Competitors Metro PCS and T-Mobile already have roof-mounted towers at the center.
Despite the supposed public benefit, Ace Hardware store owner Gene Pedrotti asked the panel to reschedule the vote to allow more tenants to weigh in. He said many business owners in the center were unaware of the project.
"My colleagues don't know about it," said Pedrotti, who's been a center tenant for more than two decades. "Nobody is aware of it. There's hundreds of employees under these towers ... that's a concern as an employer."
Under the city's municipal code, property owners within 300 feet of a project must be notified. Notice also must be posted on the project site, which the city did last month and again on Thursday morning after learning the original fliers had been torn down, principal planner Amy Million said.
However, the city was not legally required to send notice to area residential and commercial tenants.
Although some commissioners expressed interest in postponing the decision, city officials told them that AT&T would have to agree to the delay because federal law requires local governments to process applications for wireless communication facilities "within a reasonable period of time."
That deadline -- which already was extended once -- expired the day of the meeting.
When commissioner Steve Young asked whether the project could be delayed 30 days, AT&T site-acquisition lead Stephen Graham said he wasn't authorized to grant the request. Under Federal Communications Commission rules, failure to meet the deadline would have enabled AT&T to sue the city.
According to the applications materials, AT&T evaluated potential sites at Benicia High School and Benicia Middle School; however, district Superintendent Janice Adams told the Times-Herald the middle school wasn't discussed in casual talks with AT&T more than a year ago.
AT&T further claimed the district declined its offer to lease space. But Adams said no formal proposal was made.
When Young pressed for details, Graham backpedaled.

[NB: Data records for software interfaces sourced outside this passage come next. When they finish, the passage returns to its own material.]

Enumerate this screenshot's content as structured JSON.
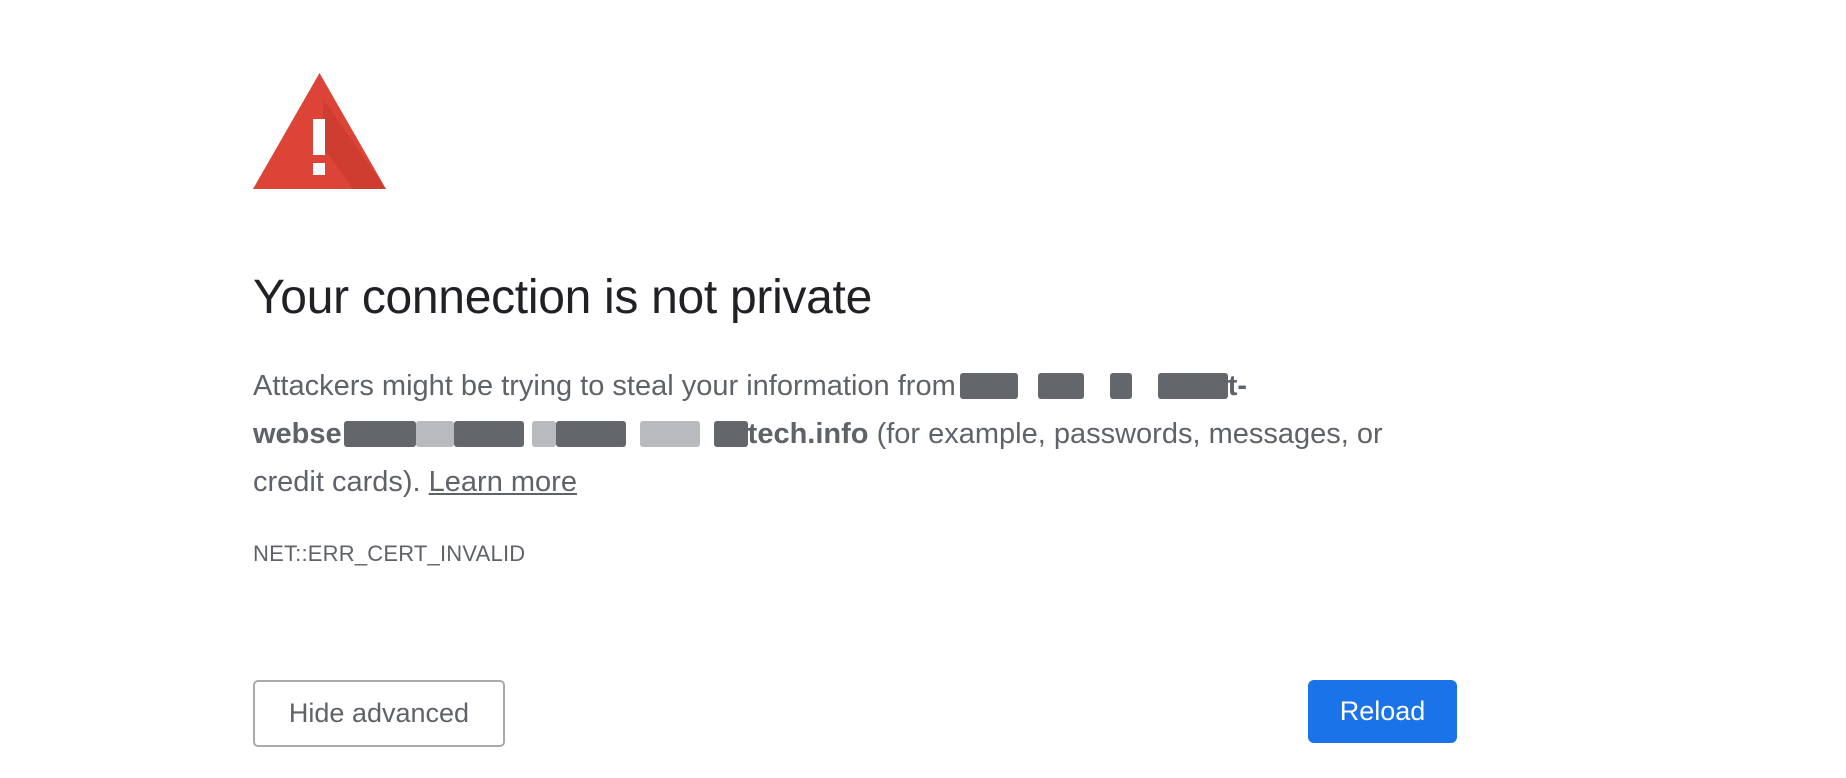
{
  "interstitial": {
    "icon": "warning-triangle-icon",
    "icon_color": "#db4437",
    "title": "Your connection is not private",
    "message_prefix": "Attackers might be trying to steal your information from",
    "host_visible_fragment_1": "t-",
    "host_visible_fragment_2": "webse",
    "host_visible_fragment_3": "tech.info",
    "message_suffix": " (for example, passwords, messages, or credit cards). ",
    "learn_more_label": "Learn more",
    "error_code": "NET::ERR_CERT_INVALID"
  },
  "buttons": {
    "hide_advanced_label": "Hide advanced",
    "reload_label": "Reload",
    "primary_color": "#1a73e8"
  }
}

"I can't make a statement on that without going back to verify exactly what happened," Graham said. "But certainly an outreach was made ... and it was not successful."
Young was the only commissioner to vote against the proposal.